McCone v. State, 866 P.2d 740, 750 (Wyo. 1993). These elements are straightforward and incorporate an adequate standard of conduct so that a person of ordinary intelligence readily could read this statute and comprehend the conduct that is prohibited.

[¶16]   The other concern with respect to a facial challenge is whether the statute reaches a substantial amount of constitutionally protected conduct; in other words, the reach of the statute is overly broad. We are satisfied that under the criteria articulated in Luplow, 897 P.2d 463; McCone, 866 P.2d 740; and Ochoa v. State, 848 P.2d 1359 (Wyo. 1993), Wyo. Stat. Ann. § 6-6-103(b)(ii) is not overly broad. In our judgment, this statute does not bring within its ambit activities that constitute an exercise of protected expressive or associational rights.

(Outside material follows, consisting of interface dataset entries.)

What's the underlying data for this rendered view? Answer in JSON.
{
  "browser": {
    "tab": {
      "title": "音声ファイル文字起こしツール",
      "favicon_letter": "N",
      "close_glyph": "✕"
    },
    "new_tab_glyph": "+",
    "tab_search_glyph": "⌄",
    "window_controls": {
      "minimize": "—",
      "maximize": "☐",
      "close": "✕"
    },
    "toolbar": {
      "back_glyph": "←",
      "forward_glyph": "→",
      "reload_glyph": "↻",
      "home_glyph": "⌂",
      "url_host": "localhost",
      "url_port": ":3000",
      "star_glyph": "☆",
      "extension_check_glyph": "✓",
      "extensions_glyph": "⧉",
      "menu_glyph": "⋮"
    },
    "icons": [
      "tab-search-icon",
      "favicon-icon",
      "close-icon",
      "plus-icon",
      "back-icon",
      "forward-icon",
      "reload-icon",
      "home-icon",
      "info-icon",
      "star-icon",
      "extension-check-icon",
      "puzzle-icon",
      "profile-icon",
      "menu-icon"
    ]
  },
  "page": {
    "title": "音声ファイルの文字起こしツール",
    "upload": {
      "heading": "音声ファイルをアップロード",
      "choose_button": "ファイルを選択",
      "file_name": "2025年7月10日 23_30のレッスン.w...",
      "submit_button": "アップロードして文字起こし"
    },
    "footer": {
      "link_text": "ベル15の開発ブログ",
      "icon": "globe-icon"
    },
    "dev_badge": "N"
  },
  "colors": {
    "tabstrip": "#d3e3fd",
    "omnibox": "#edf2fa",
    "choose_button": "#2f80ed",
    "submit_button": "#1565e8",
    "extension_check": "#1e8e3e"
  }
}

[¶17]   We conclude that Wyo. Stat. Ann. § 6-6-103 is constitutional based upon our application of the void for vagueness or over breadth doctrine in our earlier cases. Our determination is supported by persuasive federal and state authority in which the courts have addressed the constitutionality of similar statutes. Shackelford v. Shirley, 948 F.2d 935 (5th Cir. 1991); Gormley v. Director, Connecticut State Dept. of Probation, 632 F.2d 938 (2 nd Cir.), cert. denied, 449 U.S. 1023 (1980); United States v. Lampley, 573 F.2d 783 (3rd Cir. 1978); State v. Hagen, 27 Ariz. App. 722, 558 P.2d 750 (1976); Constantino v. State, 243 Ga. 595, 255 S.E.2d 710, cert. denied, 444 U.S. 940 (1979); and State v. Jaeger, 249 N.W.2d 688 (Iowa 1977). See State v. Thompson, 237 Kan. 562, 701 P.2d 694 (1985).

[¶18]   While Brock's constitutional challenge cannot be supported, it is clear that in his motion and supporting affidavit, he articulated claims that would constitute a fair and just reason to grant a presentence motion to withdraw his guilty plea. Because no hearing was held, the trial court must assume the truth of those facts as alleged. Consequently, the case is reversed and remanded for the trial court to either grant Brock's motion to withdraw his pleas of guilty, or in the alternative, to conduct a hearing to determine the actual validity of the facts alleged in the motion and supporting affidavit.